Eleven years ago, Robert Rodriguez arrived in New York. He was 14 and had just gotten off a plane from Puerto Rico, where he’d been living with his abusive stepmother since his father’s death several years earlier. (Rodriguez’s mother died when he was four.) Rodriguez’s aunt met him at the airport, but they never went to her apartment. Their drive ended at New York’s Administration for Child Services, better known as the foster care system. His aunt was gone before he understood what was happening. “I had no clue,” he recalls. “They didn’t even let me say good-bye to her.”
To this day, it’s unclear why he was placed in the foster care system. Rodriguez was placed with several foster families, and he frequently endured sexual abuse. Some of his personal belongings were stolen, and, he says, one foster family member opened credit cards in his name. Rodriguez told his foster mothers that he was gay. One had him publicly shamed in front of their church. Another refused to take him to the hospital, or to the police, after a group of students from his high school assaulted him while yelling homophobic slurs.
Rodriguez’s experience isn’t unusual for lesbian, gay, bisexual, and transgender youths. LGBT youths are 1.5 to 2 times more likely than their heterosexual peers to be placed in the foster care system, according to a relatively recent report from the Williams Institute at the University of California, Los Angeles, a leading authority on LGBT issues. Nearly 20 percent of foster youths surveyed identified themselves as LGBT. These youths had a higher-than-average number of placements and a greater chance of being hospitalized overnight or treated for emotional issues. They were also more likely to end up in a group home or on the streets.
Youth workers across the country say the Williams Institute’s research echoes their observations. Wes Ware, founding director of BreakOUT!, a New Orleans organization that works to end the criminalization of LGBT youths, says these youths “are disproportionately represented in all systems of care,” from child services to the juvenile justice system. He cites such factors as “homelessness, family rejection, substance abuse, school pushout, and general lack of access to social services or supports” as further limiting options.
After one assault, Rodriguez was able to find help at the Harvey Milk High School, which is managed by the Hetrick-Martin Institute, a New York social services organization for LGBT youths. Lillian Rivera, the institute’s director of advocacy and capacity building, says about 6 percent of the youths she works with are in foster care. All too often, these youths are “placed in homes where they see homophobia and transphobia,” which does nothing to “ support their development as healthy adolescents.”
In the long term, Rivera says, this can lead to a host of negative outcomes, including mental health issues and homelessness.
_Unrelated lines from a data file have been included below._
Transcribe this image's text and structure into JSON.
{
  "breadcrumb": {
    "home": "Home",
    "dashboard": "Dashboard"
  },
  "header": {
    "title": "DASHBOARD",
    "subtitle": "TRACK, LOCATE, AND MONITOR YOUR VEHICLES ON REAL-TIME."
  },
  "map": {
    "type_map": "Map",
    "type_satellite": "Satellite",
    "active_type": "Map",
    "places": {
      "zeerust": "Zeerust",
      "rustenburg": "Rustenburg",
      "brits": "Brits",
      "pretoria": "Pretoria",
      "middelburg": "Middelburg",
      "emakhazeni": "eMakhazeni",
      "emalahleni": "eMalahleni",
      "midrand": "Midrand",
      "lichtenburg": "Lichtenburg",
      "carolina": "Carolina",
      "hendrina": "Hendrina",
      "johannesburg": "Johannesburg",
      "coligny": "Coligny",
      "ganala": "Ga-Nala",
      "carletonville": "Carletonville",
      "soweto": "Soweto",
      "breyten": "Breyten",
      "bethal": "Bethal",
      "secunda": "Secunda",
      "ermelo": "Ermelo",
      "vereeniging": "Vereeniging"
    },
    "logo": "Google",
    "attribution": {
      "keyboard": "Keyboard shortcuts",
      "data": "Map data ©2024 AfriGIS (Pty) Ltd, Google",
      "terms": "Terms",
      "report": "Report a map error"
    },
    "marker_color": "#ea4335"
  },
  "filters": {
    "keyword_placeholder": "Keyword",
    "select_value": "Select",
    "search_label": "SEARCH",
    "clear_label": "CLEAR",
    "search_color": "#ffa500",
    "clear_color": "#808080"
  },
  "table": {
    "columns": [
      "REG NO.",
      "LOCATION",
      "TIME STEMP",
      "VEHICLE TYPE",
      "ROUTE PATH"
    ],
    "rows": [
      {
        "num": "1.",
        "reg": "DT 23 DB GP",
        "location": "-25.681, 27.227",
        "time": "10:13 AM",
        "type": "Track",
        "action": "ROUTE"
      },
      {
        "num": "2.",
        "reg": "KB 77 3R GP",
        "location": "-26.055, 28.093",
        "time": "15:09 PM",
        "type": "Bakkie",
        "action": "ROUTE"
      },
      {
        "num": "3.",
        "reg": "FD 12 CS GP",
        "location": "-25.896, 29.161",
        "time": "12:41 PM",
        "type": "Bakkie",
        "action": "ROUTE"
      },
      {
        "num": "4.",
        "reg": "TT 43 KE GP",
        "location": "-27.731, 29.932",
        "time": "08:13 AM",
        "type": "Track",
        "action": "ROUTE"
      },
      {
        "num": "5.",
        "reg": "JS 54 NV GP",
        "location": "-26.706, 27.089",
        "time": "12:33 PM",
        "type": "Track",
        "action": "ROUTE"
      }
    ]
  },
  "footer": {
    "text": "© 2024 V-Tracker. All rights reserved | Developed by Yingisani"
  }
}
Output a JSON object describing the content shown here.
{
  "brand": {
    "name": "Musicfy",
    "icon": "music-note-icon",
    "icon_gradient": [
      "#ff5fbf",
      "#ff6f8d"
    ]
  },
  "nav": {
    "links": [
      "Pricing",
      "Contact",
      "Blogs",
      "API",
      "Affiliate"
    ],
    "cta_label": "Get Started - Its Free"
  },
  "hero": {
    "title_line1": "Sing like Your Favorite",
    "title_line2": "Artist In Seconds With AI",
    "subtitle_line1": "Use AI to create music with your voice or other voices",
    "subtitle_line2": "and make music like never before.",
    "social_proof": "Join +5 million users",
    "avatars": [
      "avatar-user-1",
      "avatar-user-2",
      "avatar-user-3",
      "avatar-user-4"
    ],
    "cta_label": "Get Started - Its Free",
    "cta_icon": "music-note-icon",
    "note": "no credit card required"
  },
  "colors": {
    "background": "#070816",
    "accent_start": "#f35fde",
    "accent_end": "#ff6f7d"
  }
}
But where most would see obstacles, Rivera sees possibilities. If we can properly support these youths when they are in their time of most need, then “we can impact homelessness in LGBTQ youth” down the line, she says.
Rivera is perhaps most concerned, however, with what happens when these youths become too old for foster care. “The systems aren’t in place to support a healthy transition into adulthood—where they have employment, they’re economically stable,” she says.
Until better pathways exist in foster care, organizations like Hetrick-Martin and BreakOUT! are stepping in to help youths like Rodriguez successfully navigate a path to a healthy adulthood. Rodriguez graduated from the Harvey Milk High School in 2009 and went on to college—first in Chicago and then in New York. In what he described as a “silver lining,” one of his foster care coordinators got him an interview at the foster care department. Soon, he landed a job as a foster care youth advocate.
With help from people like Rodriguez, the system is changing. In the last few years, New York’s foster care system has created an office that handles LGBT issues. It has recommended that intake workers discuss sexual orientation with all youths ages 12 and older.
Rivera is hopeful about these changes. “Our system is working really hard to identify the areas that need to grow to ensure a strong safety net for LGBT youth in foster care,” she said. Hopefully, that safety net will benefit youths like Rodriguez, who works at the local YMCA and is writing a book about his experiences.